In addition, many customers are unaware of price walking practices and so are unlikely to switch because they do not know that their renewal price may not be competitive. While consumers who frequently switch provider or negotiate their premium can get lower prices, the FCA found that customers who have been with the same insurance provider for five years or more are paying significantly higher premiums. Overall, the FCA concludes that the markets are not working well for consumers and that current pricing practices distort competition, and result in higher prices and higher searching costs.
The FCA proposes (and is consulting separately – see below) a package of remedies which is intended to stop firms from systematically increasing prices in home and motor insurance for loyal customers, as well as helping to ensure that firms in the general insurance market focus on providing fair value to all their customers. In particular, the FCA proposes to introduce rules whereby when a customer renews their home or motor insurance policy, they should pay no more than they would if they were new to their provider through the same sales channel. It also proposes product governance rules requiring firms to consider how they offer fair value to all insurance customers over the longer term, requirements on firms to report certain data to the FCA, and requirements to make it simpler to stop automatic renewal across all general insurance products.

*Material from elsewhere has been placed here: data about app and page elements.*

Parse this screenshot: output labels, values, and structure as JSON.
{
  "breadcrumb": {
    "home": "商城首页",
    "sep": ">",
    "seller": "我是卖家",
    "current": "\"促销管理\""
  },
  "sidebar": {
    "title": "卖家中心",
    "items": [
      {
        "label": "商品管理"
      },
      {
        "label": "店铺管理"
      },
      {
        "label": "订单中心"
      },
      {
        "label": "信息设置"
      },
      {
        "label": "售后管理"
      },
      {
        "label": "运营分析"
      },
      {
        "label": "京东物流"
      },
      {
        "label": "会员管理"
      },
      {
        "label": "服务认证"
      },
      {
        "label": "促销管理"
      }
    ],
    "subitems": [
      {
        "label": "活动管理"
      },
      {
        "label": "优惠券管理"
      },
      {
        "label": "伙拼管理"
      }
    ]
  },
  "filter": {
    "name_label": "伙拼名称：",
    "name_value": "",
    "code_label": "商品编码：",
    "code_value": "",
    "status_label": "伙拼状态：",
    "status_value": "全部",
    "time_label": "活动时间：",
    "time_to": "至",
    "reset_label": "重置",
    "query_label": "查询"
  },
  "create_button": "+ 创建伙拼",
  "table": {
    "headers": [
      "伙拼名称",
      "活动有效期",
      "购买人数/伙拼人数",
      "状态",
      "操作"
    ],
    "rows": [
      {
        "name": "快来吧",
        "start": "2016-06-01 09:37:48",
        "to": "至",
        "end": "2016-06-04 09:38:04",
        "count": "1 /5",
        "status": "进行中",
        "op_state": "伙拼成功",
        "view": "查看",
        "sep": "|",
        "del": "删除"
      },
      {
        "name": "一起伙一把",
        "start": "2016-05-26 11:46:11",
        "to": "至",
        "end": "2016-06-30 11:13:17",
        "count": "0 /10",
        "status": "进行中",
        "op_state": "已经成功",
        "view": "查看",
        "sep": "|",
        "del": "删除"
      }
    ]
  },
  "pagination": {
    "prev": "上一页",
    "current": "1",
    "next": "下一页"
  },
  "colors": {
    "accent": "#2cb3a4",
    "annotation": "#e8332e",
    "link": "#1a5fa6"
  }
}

The FCA has published a consultation paper, CP20/19, on the following Handbook changes as a result of its general insurance market study:
Appendix 1 to CP20/19 sets out the draft Handbook instrument relating to these proposals: the Non-Investment Insurance: Product Governance, Premium Finance, General Insurance Auto-Renewal and Home and Motor Insurance Pricing Instrument 2021.
The consultation closes on 25 January 2021. The FCA intends to publish a policy statement in Q2 2021, with a view to its final rules coming into effect four months after publication of the policy statement.
The FCA has published a policy statement, PS20/9, on general insurance value measures reporting and publication. In PS20/9, the FCA sets out the final text of amendments to:
Appendix 1 to PS20/9 sets out the FCA Handbook Instrument making these changes: the Value Measures Reporting and Monitoring Instrument 2020 (FCA 2020/40). The instrument comes into force on 1 July 2021, with the exception of Annex C (which contains the amendments to PROD), which comes into force on 1 January 2021. For the purposes of the product governance rules, during the transitional period between 1 January 2021 and 1 July 2021, SUP 16.27R will be deemed to take effect enabling the referred to product governance rules to operate.
The FCA published a consultation paper on GI value measures reporting (CP19/8) in January 2019. PS20/9 summarises the amendments it has made to those proposals.
The FCA published PS20/9 alongside the final report of its GI pricing practices market study and a consultation paper on remedies (CP20/19) from that market study (see below). The FCA will consider the value measures product governance rules and the need for any amendments in the development of the GI pricing practices product governance rules consulted on in CP20/19. The FCA also intends to work with stakeholders in the private medical insurance market to develop value measures metrics for that product.